In newer fonts, Hhea and Typo are most often made the same in order to minimise the difference in the way the font gets rendered on different devices.

Win metrics must contain the highest and the lowest points in a given font in order to avoid clipping in certain environments like Office Word. Such points can be located, for example, on symbols with diacritics or non-alphabetical glyphs.

16 Font’s metrics and Figma container with the glyphs defining metrics in it
Set in Graphik

If a designer sets Hhea and Typo metrics the same as Win and there is a big difference between heights of letters and tallest/lowest glyphs in a font, the line spacing in a font would be huge and that will affect font display on the web.

But there can be situations where all metrics are equal. For example, if a font is designed for a specific task and, for instance, supports just one alphabet or has a small glyphs set.

17 Metrics in Noto Sans Math designed for math papers

On the contrary, it can also happen that you have to bring together a number of fundamentally different scripts in one font file — for example, Latin and Hangul, or Cyrillic and Arabic. The difference between heights and positions of letters (and whether the script has different cases or not) directly affects how the text in both scripts is positioned. In this case, a designer finds compromise metrics values — so as to avoid clipping accents in one language and prevent a text block from having excessive line height in the other.

18 Vertical metrics of a font with Latin and Arabic support in Vertical-metrics.netlify app
Set in Spektra

Historically, Win and Typo were used in Windows products, while Apple platforms embraced Hhea metrics. Any particular software could always make their own choice of what metrics to rely on (or even ignore them completely).

Figma containers are confined to hhea metrics. While this decision has reasoning, there can be particular scenarios of a poor display of a font. For example, a web designer might create a button and see that the word in it appears shifted towards the bottom. This is not a rare case, and often, the issue doesn’t come from an error in a font file, but rather from the drawing of a particular typeface: it can have large capitals and small x-height that define the font’s vertical metrics.

19 Set in Loos, Stratos, Proto Grotesk

The shifted display of a font might also be caused by the need of a type designer to balance the font between the risk of clipping and the risk of too huge (or too small) line height. Problems might as well appear only in a specific environment (browser, tool) while everywhere else the font file is working properly.

There’s no way to make a font be uniformly displayed in just any environment. That is why the only thing a type designer can do is to consider the task, decide on a strategy and specify the metrics according to them, so that the font is displayed correctly in as many environments as possible without any of its elements getting cut.
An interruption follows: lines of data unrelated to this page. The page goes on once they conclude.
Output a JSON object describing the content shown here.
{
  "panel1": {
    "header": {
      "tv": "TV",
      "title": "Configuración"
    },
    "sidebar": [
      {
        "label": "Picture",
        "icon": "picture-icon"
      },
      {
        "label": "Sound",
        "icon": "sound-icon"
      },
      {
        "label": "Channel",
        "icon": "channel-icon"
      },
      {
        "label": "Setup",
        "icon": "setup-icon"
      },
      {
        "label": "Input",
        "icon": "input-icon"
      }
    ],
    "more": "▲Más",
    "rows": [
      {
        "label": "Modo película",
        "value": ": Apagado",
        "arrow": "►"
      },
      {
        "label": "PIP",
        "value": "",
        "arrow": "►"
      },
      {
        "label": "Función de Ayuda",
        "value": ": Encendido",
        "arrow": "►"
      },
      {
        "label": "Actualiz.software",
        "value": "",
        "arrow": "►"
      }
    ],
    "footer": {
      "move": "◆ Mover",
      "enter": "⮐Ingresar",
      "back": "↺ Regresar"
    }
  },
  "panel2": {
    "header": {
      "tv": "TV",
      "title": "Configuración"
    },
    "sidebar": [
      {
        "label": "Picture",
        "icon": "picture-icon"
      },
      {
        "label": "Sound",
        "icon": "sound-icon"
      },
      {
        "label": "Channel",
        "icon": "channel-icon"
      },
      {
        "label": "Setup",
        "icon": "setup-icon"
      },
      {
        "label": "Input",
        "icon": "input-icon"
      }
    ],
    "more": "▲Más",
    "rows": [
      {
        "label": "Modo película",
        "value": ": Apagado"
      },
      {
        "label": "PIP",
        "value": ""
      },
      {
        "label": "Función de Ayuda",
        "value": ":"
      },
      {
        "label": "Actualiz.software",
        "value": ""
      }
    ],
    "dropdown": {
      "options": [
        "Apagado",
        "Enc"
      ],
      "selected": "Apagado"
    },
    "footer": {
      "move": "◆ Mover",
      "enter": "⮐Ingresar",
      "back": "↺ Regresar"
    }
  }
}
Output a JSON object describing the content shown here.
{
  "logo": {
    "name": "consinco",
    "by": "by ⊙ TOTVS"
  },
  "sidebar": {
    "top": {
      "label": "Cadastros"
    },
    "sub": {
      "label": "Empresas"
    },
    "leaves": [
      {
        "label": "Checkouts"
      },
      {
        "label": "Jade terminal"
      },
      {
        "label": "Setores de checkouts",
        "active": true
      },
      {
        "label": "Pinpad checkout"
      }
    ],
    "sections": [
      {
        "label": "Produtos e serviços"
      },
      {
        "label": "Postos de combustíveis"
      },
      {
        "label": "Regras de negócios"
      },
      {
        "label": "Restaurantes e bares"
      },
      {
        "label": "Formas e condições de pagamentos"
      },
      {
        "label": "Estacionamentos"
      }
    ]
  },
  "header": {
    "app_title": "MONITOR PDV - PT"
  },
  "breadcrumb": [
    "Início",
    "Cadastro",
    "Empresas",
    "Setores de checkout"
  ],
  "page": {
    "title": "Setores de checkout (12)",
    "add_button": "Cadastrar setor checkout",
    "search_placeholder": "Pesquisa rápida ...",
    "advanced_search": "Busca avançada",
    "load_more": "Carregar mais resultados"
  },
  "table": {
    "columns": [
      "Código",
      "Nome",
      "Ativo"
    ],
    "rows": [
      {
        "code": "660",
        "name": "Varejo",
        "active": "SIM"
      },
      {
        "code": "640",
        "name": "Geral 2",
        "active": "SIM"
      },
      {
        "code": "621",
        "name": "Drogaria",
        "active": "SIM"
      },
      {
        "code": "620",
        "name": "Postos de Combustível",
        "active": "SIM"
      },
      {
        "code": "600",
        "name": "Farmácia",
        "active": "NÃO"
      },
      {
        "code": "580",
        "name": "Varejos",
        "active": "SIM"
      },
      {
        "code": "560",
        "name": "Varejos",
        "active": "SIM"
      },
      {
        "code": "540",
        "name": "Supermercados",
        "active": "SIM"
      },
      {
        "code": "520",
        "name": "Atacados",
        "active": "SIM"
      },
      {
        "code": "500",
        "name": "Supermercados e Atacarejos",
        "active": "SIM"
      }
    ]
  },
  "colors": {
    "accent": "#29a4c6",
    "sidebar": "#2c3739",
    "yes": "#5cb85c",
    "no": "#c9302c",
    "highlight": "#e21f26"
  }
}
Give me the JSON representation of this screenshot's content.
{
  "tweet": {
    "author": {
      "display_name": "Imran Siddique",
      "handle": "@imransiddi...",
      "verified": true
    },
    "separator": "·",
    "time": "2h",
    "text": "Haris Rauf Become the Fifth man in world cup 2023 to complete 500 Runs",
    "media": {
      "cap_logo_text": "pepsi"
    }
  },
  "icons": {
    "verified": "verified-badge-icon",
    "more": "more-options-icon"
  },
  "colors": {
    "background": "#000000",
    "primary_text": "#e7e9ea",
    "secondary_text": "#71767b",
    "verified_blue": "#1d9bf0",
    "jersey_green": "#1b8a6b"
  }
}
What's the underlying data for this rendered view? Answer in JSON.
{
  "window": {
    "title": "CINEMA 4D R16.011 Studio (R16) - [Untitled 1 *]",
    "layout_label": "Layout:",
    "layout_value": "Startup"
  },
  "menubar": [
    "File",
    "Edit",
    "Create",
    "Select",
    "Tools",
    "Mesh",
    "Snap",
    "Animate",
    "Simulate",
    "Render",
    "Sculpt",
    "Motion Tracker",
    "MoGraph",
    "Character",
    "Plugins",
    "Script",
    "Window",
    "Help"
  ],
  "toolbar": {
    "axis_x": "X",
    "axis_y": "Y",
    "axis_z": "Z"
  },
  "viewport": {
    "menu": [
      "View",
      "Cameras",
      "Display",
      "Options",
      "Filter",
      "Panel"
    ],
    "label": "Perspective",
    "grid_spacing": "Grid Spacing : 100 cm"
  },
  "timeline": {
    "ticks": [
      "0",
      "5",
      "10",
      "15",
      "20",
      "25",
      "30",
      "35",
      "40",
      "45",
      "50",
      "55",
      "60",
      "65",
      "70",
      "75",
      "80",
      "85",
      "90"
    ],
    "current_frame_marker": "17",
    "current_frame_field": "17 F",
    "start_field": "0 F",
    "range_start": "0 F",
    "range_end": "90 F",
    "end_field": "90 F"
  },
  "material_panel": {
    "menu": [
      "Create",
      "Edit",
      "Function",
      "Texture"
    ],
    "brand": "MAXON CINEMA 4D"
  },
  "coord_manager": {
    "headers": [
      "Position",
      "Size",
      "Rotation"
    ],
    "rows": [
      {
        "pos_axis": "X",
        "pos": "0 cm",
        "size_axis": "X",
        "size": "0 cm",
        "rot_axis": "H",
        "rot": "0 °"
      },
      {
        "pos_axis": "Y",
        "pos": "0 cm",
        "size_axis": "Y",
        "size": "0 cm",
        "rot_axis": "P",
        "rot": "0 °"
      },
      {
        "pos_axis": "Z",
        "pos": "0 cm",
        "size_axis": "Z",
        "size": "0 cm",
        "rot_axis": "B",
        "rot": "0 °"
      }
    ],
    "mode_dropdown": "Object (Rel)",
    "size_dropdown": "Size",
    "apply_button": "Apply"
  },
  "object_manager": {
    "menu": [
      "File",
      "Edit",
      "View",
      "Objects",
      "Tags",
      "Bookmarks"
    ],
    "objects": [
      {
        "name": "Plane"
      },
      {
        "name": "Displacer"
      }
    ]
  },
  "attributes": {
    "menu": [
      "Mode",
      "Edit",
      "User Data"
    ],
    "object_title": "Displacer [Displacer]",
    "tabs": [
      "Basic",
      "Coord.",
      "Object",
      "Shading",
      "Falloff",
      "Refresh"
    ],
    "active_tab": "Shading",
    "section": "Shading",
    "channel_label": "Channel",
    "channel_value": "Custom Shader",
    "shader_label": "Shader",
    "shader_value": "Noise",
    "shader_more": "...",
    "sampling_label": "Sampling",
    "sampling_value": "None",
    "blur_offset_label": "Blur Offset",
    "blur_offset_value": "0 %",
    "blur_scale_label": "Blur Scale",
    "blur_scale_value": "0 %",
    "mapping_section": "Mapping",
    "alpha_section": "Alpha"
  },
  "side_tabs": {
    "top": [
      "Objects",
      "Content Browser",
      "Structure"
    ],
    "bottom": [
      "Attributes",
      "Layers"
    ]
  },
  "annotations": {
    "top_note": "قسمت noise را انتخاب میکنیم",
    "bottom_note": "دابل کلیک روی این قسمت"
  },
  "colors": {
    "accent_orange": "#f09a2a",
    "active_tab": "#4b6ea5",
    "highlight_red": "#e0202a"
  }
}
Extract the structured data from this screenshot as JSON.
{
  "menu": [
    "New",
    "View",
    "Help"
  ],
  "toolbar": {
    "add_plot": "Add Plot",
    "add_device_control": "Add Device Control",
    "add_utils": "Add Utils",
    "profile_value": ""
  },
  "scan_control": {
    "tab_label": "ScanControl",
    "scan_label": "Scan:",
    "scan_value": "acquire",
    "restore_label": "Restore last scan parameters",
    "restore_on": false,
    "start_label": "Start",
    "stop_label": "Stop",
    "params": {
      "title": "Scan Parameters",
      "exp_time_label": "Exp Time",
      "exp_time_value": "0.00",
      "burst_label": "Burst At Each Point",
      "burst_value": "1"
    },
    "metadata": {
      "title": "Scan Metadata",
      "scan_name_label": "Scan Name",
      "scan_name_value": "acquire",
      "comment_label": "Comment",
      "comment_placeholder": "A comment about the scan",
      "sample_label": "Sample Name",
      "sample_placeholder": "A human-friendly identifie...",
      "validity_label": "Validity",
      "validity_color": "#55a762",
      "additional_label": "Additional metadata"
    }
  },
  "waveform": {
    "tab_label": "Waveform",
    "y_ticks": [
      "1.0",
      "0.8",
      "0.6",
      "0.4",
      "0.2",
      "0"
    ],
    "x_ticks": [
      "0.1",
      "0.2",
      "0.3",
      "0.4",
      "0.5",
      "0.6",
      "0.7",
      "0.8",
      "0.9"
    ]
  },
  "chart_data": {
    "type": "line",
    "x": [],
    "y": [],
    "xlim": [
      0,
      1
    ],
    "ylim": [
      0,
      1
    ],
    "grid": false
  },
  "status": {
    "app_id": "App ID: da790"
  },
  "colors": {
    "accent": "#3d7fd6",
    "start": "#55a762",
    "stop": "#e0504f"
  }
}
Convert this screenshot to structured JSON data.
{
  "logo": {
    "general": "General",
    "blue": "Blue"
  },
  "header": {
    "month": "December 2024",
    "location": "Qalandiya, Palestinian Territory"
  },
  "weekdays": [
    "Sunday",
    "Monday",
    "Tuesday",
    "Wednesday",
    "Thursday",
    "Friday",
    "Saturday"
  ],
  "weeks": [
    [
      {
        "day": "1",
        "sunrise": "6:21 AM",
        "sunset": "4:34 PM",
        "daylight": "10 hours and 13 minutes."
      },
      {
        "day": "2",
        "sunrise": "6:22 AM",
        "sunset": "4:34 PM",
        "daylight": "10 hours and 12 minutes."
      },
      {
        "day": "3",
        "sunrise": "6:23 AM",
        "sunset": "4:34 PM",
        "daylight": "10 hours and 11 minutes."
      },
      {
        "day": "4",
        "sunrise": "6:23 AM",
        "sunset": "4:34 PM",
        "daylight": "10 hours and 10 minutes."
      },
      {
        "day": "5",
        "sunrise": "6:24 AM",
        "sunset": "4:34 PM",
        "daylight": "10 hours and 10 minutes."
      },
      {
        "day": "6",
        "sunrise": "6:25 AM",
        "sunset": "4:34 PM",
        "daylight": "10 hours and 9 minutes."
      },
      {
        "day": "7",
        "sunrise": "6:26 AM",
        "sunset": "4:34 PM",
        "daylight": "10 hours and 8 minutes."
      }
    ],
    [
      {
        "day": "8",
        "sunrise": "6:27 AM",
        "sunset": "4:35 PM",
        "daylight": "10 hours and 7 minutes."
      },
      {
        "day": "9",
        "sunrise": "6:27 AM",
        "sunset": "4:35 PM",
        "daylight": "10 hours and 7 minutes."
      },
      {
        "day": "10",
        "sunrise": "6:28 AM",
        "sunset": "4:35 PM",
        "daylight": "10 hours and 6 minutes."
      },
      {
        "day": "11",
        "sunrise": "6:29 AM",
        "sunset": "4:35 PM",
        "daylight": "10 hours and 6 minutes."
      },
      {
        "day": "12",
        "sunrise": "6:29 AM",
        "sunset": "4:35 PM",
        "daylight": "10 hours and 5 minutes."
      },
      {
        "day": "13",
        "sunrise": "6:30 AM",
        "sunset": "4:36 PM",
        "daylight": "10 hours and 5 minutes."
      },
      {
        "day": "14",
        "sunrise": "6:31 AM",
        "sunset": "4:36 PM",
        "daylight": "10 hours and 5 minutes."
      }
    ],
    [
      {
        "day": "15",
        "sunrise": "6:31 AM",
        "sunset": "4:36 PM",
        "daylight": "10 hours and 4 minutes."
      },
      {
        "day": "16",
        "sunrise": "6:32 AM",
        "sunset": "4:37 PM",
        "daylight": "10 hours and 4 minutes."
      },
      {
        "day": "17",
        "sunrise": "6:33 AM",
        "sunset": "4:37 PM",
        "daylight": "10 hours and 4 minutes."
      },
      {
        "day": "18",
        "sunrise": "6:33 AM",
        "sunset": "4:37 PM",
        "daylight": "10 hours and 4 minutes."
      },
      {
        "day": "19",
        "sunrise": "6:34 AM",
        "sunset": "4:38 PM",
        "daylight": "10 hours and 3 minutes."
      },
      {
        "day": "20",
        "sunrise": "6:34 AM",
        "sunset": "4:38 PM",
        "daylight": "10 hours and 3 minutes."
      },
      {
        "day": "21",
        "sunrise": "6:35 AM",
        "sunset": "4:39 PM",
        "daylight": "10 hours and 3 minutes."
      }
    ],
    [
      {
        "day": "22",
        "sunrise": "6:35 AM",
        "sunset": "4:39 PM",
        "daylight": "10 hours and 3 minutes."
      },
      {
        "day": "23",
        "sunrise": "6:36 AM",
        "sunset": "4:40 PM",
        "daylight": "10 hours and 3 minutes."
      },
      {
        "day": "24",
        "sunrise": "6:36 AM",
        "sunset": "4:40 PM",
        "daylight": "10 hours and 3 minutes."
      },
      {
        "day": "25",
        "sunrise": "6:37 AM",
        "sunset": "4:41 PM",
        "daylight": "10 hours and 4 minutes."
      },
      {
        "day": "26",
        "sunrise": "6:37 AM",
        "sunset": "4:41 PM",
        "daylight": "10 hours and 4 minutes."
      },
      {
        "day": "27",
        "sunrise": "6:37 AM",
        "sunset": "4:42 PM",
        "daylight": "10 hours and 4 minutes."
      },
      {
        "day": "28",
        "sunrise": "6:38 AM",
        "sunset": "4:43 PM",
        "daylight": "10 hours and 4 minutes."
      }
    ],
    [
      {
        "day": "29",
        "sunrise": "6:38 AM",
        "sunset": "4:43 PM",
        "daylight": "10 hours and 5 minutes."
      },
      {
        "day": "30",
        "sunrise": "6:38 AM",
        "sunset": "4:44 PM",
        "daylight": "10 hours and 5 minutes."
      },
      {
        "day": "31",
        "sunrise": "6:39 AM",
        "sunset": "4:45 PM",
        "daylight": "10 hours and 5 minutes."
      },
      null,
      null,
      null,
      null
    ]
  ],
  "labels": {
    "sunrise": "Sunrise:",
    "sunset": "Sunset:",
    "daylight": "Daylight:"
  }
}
So what do I do now?

If you are a web designer who faced an issue of abnormal positioning of a font, make sure that the web developer took into consideration all the optical compensations that you’ve implemented. In case you are positive that they did, ask the developer whether the issue could be fixed with the means of CSS (but this might be difficult in a complex project). If not, reach out to the font’s author. Then, most likely, the designer can adjust the font (though this will probably affect your project’s timing and budget).

If you are a type designer, take a look at the best contemporary practices of setting the font’s vertical metrics. And if there is a particular situation where your font doesn’t work as expected, consider if it makes sense to update your font or create a separate version for a specific task.

However, there are no universal solutions. It makes sense to address any given issue separately, taking into account the specifics of any given project.

Special thanks to Frank Grießhammer, Liang Hai (梁海), Rutherford Craze, Alexander Moskovskiy and Alexander Balchunas for invaluable inputs, feedback and review.


Mentioned fonts